With the examinations around the corner, many students are currently rushing to complete their revision. However, is your child revising effectively?
Here are some mistakes your child might be making during revision, which may be causing more harm than good.
Your child’s textbook is not a coloring book. By highlighting too many sentences and phrases, they run the risk of creating visual ‘clutter’. This mess makes it difficult to pick out important information during revision. As a result, your child end up spending more time figuring out their notes, instead of revising relevant and appropriate topics.
• Narrow down the search from sentences to specific phrases and key words in the sentence, taking out conjunctions such as “and”, “or” or “the”

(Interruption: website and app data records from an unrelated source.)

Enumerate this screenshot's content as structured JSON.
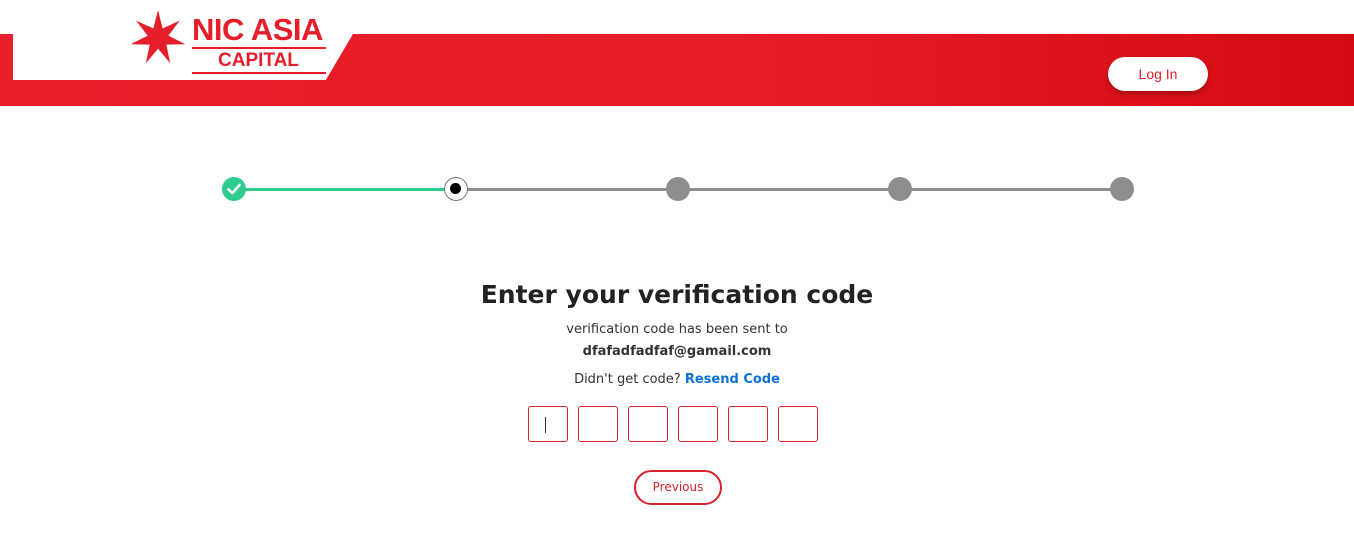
{
  "brand": {
    "name_line1": "NIC ASIA",
    "name_line2": "CAPITAL",
    "primary_color": "#e61e2a"
  },
  "header": {
    "login_label": "Log In"
  },
  "stepper": {
    "steps": [
      {
        "state": "completed",
        "icon": "check-icon"
      },
      {
        "state": "current"
      },
      {
        "state": "pending"
      },
      {
        "state": "pending"
      },
      {
        "state": "pending"
      }
    ],
    "completed_color": "#2ecc8f",
    "pending_color": "#8e8e8e"
  },
  "verification": {
    "title": "Enter your verification code",
    "subtitle": "verification code has been sent to",
    "email": "dfafadfadfaf@gamail.com",
    "resend_prompt": "Didn't get code?",
    "resend_label": "Resend Code",
    "link_color": "#0b72d8",
    "code_length": 6,
    "code_digits": [
      "",
      "",
      "",
      "",
      "",
      ""
    ]
  },
  "actions": {
    "previous_label": "Previous"
  }
}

• In fact, to help make references easy, try color-coding notes so as to better distinguish each topic and concept from each other
Over-complex Concept Maps
Creating concept maps is a great way to visualize your child’s thought process and important concepts. However similar to over-highlighting, students often make the mistake of cluttering their concept maps with too many words and ideas. This will only create a huge mess in your child’s notes and they will end up spending more time decoding the great mysteries that have written.
• Use short phrases that represent certain topics and ideas, you can help your child to include images and symbols to shorten the sentences
• De-clutter the concept map by creating other sub-maps. Separating the maps would help to better sort your child’s thoughts, allowing for more efficient studying
Colors and pictures are integral in helping our brain to remember certain things. In fact, research has shown that our brains remember things better when color and pictures are incorporated into it.1 Thus by creating notes using a monochromatic color scheme, it may actually be causing more harm then good.
• Try using highlighters, or writing in different coloured markers but prevent over-highlighting
• Using colourful post-it notes is also another clever way to integrate color into note-taking, and it is also a fast way in helping to organise and insert important information
At the end of it all, your child may actually find note-taking a much more pleasant experience to deal with!
Not Having a Timetable
Our body thrives on having a fixed schedule to work with. Creating a study timetable might be the key to encourage your child’s body to work. Similar to setting an alarm, a timetable helps your child’s body get used to new habits. In fact, research has shown that a new habit is formed whenever you perform an action continuously for 21 days.
• Take 5 to 10 minutes to fix a certain timetable for your child for each coming week. Taking into consideration all their subjects and extra curricular activities
• You might even wish to invest in a good planner and organizer for your child, as a little incentive to start planning ahead
• DO NOT overwork your child. By planning too many things for your child, this may essentially lead to burning out before the examinations start
Lack of Sleep
Last but not least, the serial killer of grades. It is an increasing trend among students to pull an all-nighter before an important exam or test the next day. However, this popular method is doing your child’s brain more harm than good.
When your child is suffering from a lack of sleep, their short-term memory will be reduced, thus making it more and more difficult to remember important information as the night drags on. Furthermore, it will lead to a shortened attention span during the critical exam period.
• Get a good night’s rest before the paper. A solid 8 hours of sleep will be enough to rejuvenate your child’s brain and boost memory
• Start your child’s revision beforehand. Take 10-15 minutes everyday throughout the term to read up on past lessons and start major revisions at least two weeks before your child’s exams
Having good revision habits is a key to attaining good grades. Especially in such crucial moments where time is a very limited resource. It is essential that students are equipped with good study and revision habits.
1 Why our memories work better in colour. (n.d.). Retrieved May 10, 2016, from http://www.dailymail.co.uk/news/article-112944/Why-memories-work-better-colour.html